Presently, Indian ports handle more than 90% of India’s total EXIM trade volume. However, the current proportion of merchandize trade in Gross Domestic Product (GDP) of India is only 42%, whereas for some developed countries and regions in the world such as Germany and European Union, it is 75% and 70% respectively.
The growth of India’s maritime sector is constrained due to many developmental, procedural and policy related challenges viz. involvement of multiple agencies in development of infrastructure to promote industrialization, trade, tourism and transportation; presence of a dual institutional structure that has led to development of major and non-major ports as separate, unconnected entities; lack of requisite infrastructure for evacuation from major and non-major ports leading to sub-optimal transport modal mix; limited hinterland linkages that increases the cost of transportation and cargo movement; limited development of centres for manufacturing and urban and economic activities in the hinterland; low penetration of coastal and inland shipping in India, limited mechanization and procedural bottlenecks and lack of scale, deep draft and other facilities at various ports in India.
The Sagarmala initiative will address these challenges by focusing on three pillars of development, namely
(i) Supporting and enabling Port-led Development through appropriate policy and institutional interventions and providing for an institutional framework for ensuring inter-agency and ministries/departments/states’ collaboration for integrated development,
(ii) Port Infrastructure Enhancement, including modernization and setting up of new ports, and
(iii) Efficient Evacuation to and from hinterland.
Benefits of Sagarmala Project
• Sagarmala will lead to large scale employment generation of skilled and semi-skilled manpower in industrial clusters and parks, large ports, maritime services, logistics services, and other sectors of the economy that will be directly and indirectly impacted by port-led development under Sagarmala.
• Manufacture of ships, vessels, cruise ships, barges and tugs will also increase industrial output and also contribute to employment generation.

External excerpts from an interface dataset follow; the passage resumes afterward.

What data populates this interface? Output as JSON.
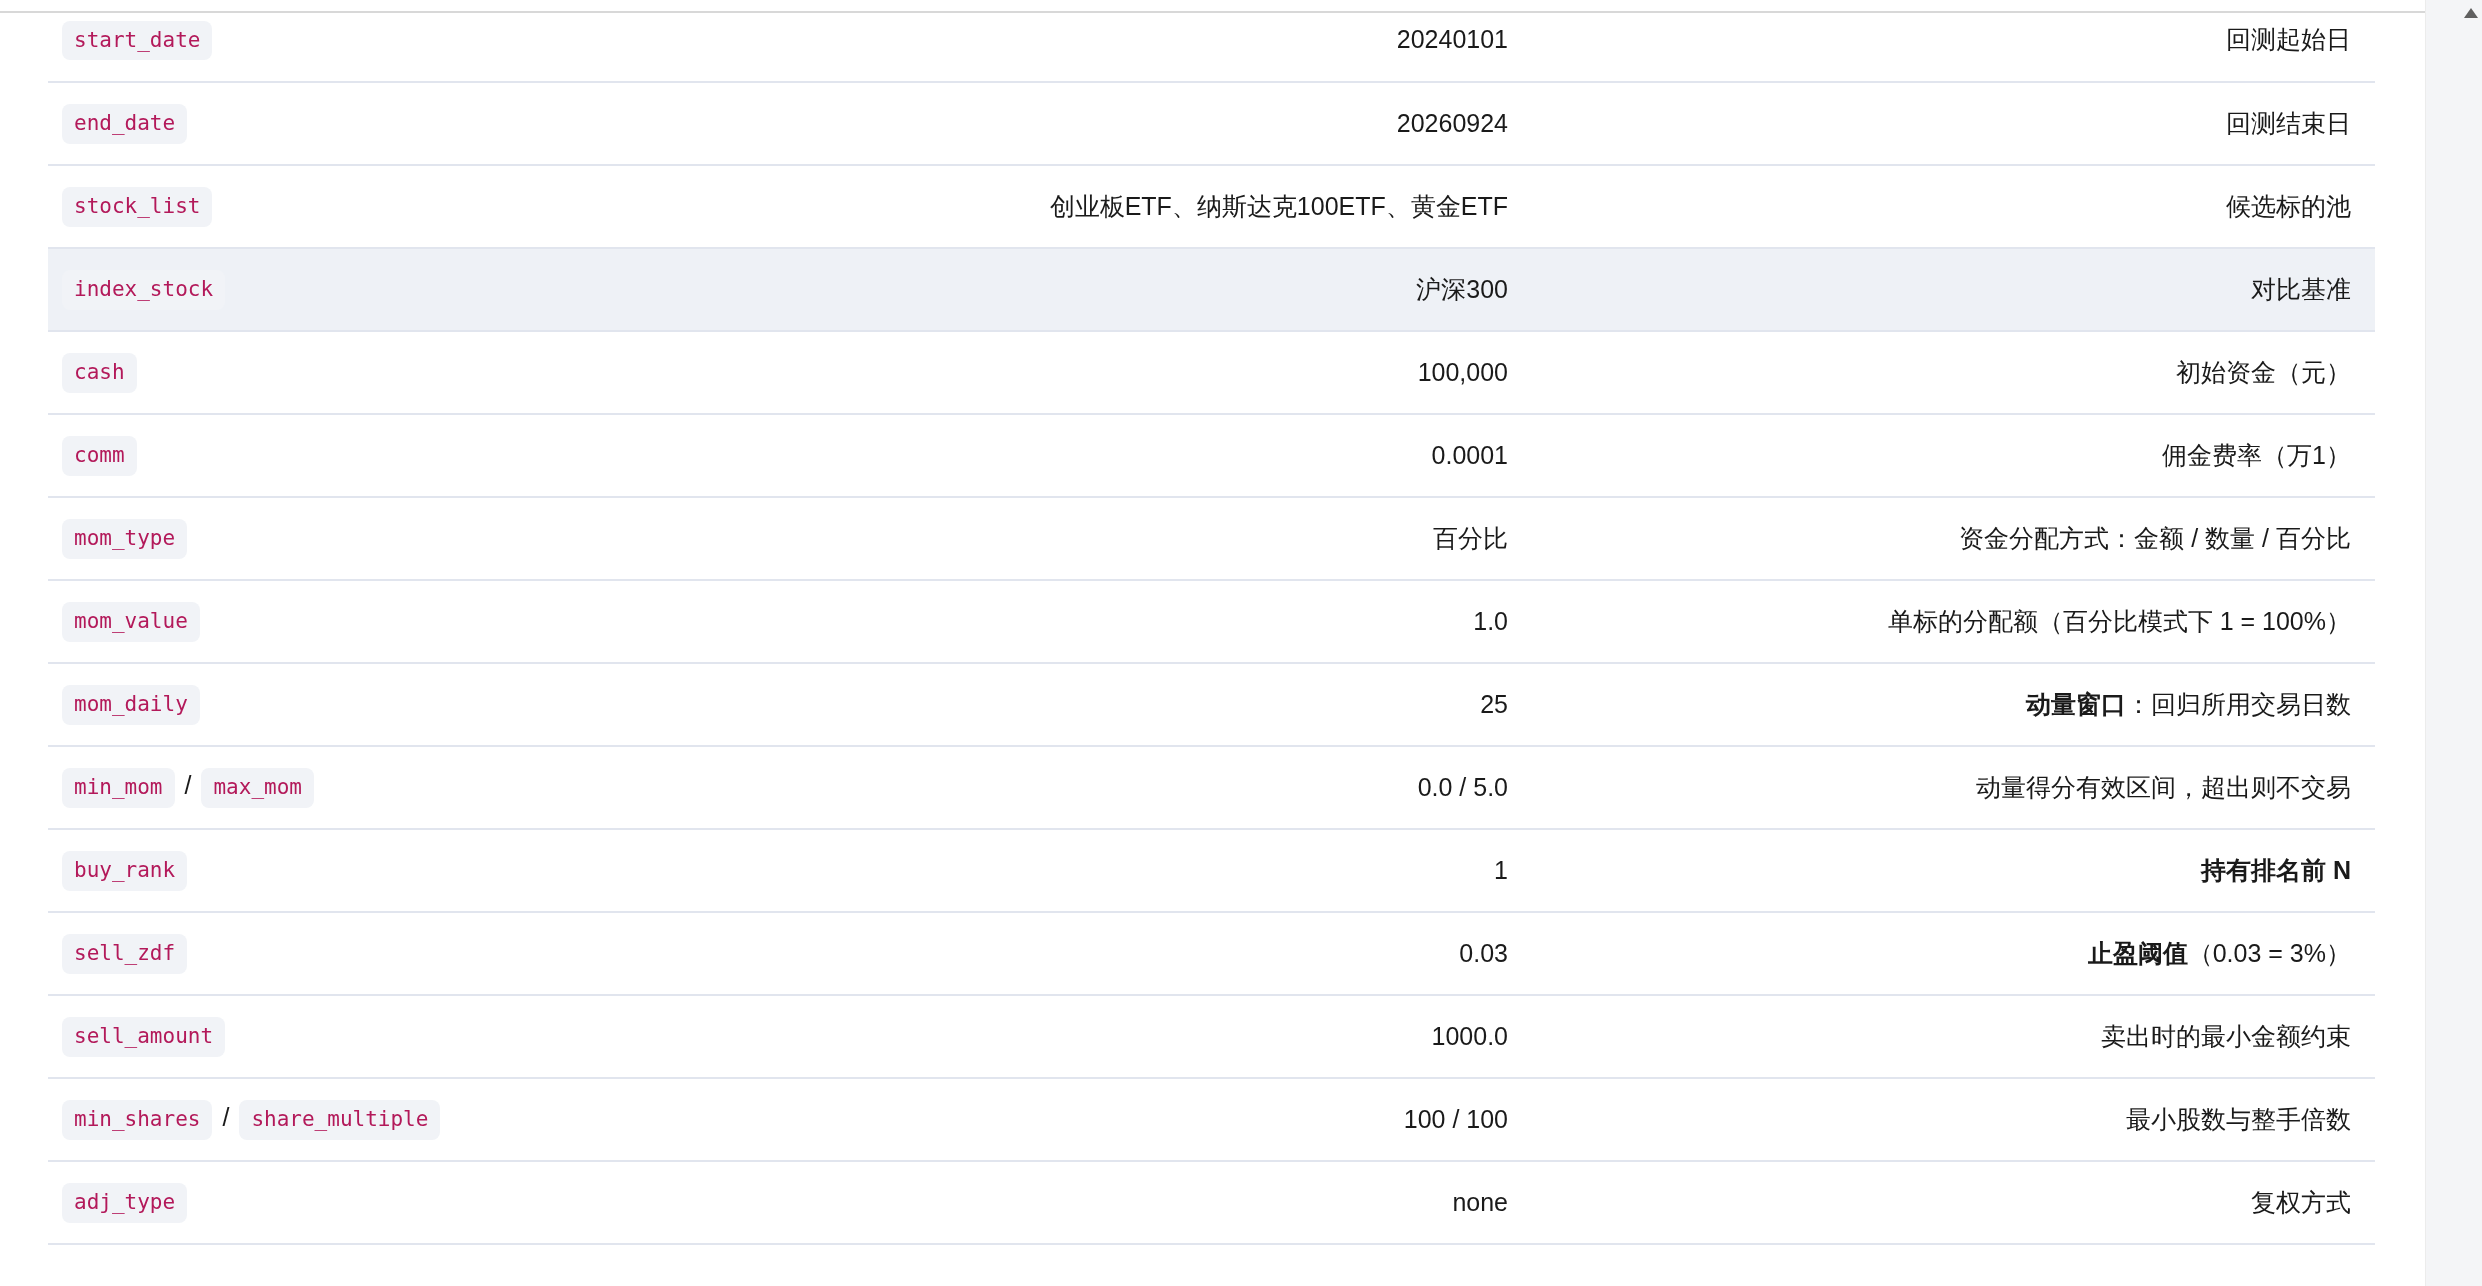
{
  "params": [
    {
      "keys": [
        "start_date"
      ],
      "value": "20240101",
      "description": "回测起始日",
      "highlighted": false
    },
    {
      "keys": [
        "end_date"
      ],
      "value": "20260924",
      "description": "回测结束日",
      "highlighted": false
    },
    {
      "keys": [
        "stock_list"
      ],
      "value": "创业板ETF、纳斯达克100ETF、黄金ETF",
      "description": "候选标的池",
      "highlighted": false
    },
    {
      "keys": [
        "index_stock"
      ],
      "value": "沪深300",
      "description": "对比基准",
      "highlighted": true
    },
    {
      "keys": [
        "cash"
      ],
      "value": "100,000",
      "description": "初始资金（元）",
      "highlighted": false
    },
    {
      "keys": [
        "comm"
      ],
      "value": "0.0001",
      "description": "佣金费率（万1）",
      "highlighted": false
    },
    {
      "keys": [
        "mom_type"
      ],
      "value": "百分比",
      "description": "资金分配方式：金额 / 数量 / 百分比",
      "highlighted": false
    },
    {
      "keys": [
        "mom_value"
      ],
      "value": "1.0",
      "description": "单标的分配额（百分比模式下 1 = 100%）",
      "highlighted": false
    },
    {
      "keys": [
        "mom_daily"
      ],
      "value": "25",
      "description": "**动量窗口**：回归所用交易日数",
      "highlighted": false
    },
    {
      "keys": [
        "min_mom",
        "max_mom"
      ],
      "key_separator": "/",
      "value": "0.0 / 5.0",
      "description": "动量得分有效区间，超出则不交易",
      "highlighted": false
    },
    {
      "keys": [
        "buy_rank"
      ],
      "value": "1",
      "description": "持有排名前 N",
      "description_bold": true,
      "highlighted": false
    },
    {
      "keys": [
        "sell_zdf"
      ],
      "value": "0.03",
      "description": "**止盈阈值**（0.03 = 3%）",
      "highlighted": false
    },
    {
      "keys": [
        "sell_amount"
      ],
      "value": "1000.0",
      "description": "卖出时的最小金额约束",
      "highlighted": false
    },
    {
      "keys": [
        "min_shares",
        "share_multiple"
      ],
      "key_separator": "/",
      "value": "100 / 100",
      "description": "最小股数与整手倍数",
      "highlighted": false
    },
    {
      "keys": [
        "adj_type"
      ],
      "value": "none",
      "description": "复权方式",
      "highlighted": false
    }
  ]
}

• It will result in sustainable development of the population living in the Coastal Economic Zones (CEZ) by synergising and coordinating with State Governments and line Ministries of Central Government through their existing schemes and programmes such as those related to community and rural development, tribal development and employment generation, fisheries, skill development, tourism promotion etc. Today about 70 lakhs persons are dependent on fisheries for their livelihood.
• It will enhance the capacity of major and non-major ports and modernize them to make them efficient, thereby enabling them to become drivers of port-led economic development, optimizing the use of existing and future transport assets and developing new lines/linkages for transport (including roads, rail, inland waterways and coastal routes), setting up of logistics hubs, and establishment of industries and manufacturing centres to be served by the ports in EXIM and domestic trade.
• It also aims at simplifying procedures used at ports for cargo movement and promotes usage of electronic channels for information exchange leading to quick, efficient, hassle-free and seamless cargo movement.